Horst Ademeit, 4325, 17.01.2001, Polaroid, 4 x 3 1/2".


Horst Ademeit

Delmes & Zander | Berlin
Rosa-Luxemburg-Str. 37
April 29–July 23

For more than forty years, Horst Ademeit dedicated his life to tracking his obsession with cold rays, a form of radiation he believed was poisoning the immediate environment around his small apartment in Düsseldorf. Ademeit attempted to combat the rays by eating sand and cigarette ash, inserting knots of nylon into his ears, and attaching lengths of copper wiring to his body.

As hardly anyone besides him believed in the existence of this subtle but noxious form of pollution, he began to rigorously document its existence with the technology at his disposal––namely Polaroid photographs, on whose frames he would inscribe long, detailed notes in minuscule handwriting. Several dozen were taken a day, every day, for almost twenty years, amounting to a collection of thousands of pictures that he would carry with him in a trolley everywhere he went to protect them from his landlord, who he was convinced was trying to destroy his life, even by poisoning his food.
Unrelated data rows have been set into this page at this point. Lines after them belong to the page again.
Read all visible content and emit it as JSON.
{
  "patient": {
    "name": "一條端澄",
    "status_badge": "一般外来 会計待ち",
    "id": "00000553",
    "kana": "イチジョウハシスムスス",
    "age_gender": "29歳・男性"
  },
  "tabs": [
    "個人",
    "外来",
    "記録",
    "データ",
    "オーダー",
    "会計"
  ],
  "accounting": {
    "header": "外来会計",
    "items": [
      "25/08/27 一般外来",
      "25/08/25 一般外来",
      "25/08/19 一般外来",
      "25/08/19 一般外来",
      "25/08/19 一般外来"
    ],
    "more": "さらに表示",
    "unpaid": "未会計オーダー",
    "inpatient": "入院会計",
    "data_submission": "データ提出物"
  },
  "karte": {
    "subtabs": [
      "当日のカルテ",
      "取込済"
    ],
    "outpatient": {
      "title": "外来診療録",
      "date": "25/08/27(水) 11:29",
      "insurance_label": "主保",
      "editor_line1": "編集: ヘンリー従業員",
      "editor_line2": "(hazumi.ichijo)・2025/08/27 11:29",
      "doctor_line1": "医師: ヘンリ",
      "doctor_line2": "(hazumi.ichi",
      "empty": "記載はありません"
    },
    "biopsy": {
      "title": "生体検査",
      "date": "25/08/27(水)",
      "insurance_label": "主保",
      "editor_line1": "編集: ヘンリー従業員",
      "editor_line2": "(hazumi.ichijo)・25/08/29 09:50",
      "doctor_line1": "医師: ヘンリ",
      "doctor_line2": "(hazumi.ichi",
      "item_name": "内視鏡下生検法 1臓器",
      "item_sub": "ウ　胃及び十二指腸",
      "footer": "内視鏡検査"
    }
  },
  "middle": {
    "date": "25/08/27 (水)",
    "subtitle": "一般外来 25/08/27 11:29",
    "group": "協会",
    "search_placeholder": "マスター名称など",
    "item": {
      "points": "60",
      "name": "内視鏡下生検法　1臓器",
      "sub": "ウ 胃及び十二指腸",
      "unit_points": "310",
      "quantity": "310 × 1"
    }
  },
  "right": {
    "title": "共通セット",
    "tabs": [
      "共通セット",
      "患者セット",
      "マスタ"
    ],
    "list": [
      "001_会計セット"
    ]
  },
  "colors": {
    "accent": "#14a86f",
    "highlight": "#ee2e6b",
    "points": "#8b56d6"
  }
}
The centerpieces of the exhibition are chronologically ordered Polaroids and journals from Ademeit’s vast archive. Together, they form a brief glimpse of a project that is more than a mere evocation of paranoia and an extreme system of belief, but a poignant and often revealing diary of a life lived in the margins of the past century.